= Beginning of Section =

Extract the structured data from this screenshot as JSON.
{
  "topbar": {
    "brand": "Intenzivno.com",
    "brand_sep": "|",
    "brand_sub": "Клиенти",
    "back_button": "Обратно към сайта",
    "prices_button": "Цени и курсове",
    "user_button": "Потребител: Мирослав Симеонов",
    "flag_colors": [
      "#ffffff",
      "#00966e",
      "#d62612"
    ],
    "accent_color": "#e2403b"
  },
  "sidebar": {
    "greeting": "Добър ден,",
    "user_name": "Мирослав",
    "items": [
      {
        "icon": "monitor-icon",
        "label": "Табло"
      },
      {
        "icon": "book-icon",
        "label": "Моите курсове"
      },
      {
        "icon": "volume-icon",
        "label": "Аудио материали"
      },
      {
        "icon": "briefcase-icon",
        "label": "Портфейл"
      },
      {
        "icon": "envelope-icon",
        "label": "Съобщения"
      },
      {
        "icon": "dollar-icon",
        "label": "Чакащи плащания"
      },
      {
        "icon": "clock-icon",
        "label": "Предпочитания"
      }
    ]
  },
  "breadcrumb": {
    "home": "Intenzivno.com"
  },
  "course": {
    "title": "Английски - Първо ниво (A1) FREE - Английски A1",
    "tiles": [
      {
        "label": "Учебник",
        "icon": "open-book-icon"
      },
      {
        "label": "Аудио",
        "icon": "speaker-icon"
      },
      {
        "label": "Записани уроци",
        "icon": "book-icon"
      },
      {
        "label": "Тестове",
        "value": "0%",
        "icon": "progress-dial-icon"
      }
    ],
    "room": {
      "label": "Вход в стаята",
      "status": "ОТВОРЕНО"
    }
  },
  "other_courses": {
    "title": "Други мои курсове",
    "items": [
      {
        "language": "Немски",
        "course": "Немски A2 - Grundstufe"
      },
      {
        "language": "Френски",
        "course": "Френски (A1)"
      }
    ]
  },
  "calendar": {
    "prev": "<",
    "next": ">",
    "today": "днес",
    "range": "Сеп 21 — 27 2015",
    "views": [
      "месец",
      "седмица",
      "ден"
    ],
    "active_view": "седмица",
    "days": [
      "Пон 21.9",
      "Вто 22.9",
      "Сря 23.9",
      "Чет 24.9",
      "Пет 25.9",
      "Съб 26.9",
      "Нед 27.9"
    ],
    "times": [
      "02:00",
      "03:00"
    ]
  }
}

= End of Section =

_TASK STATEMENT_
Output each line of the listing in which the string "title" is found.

_ANSWER SECTION_
    "title": "Английски - Първо ниво (A1) FREE - Английски A1",
    "title": "Други мои курсове",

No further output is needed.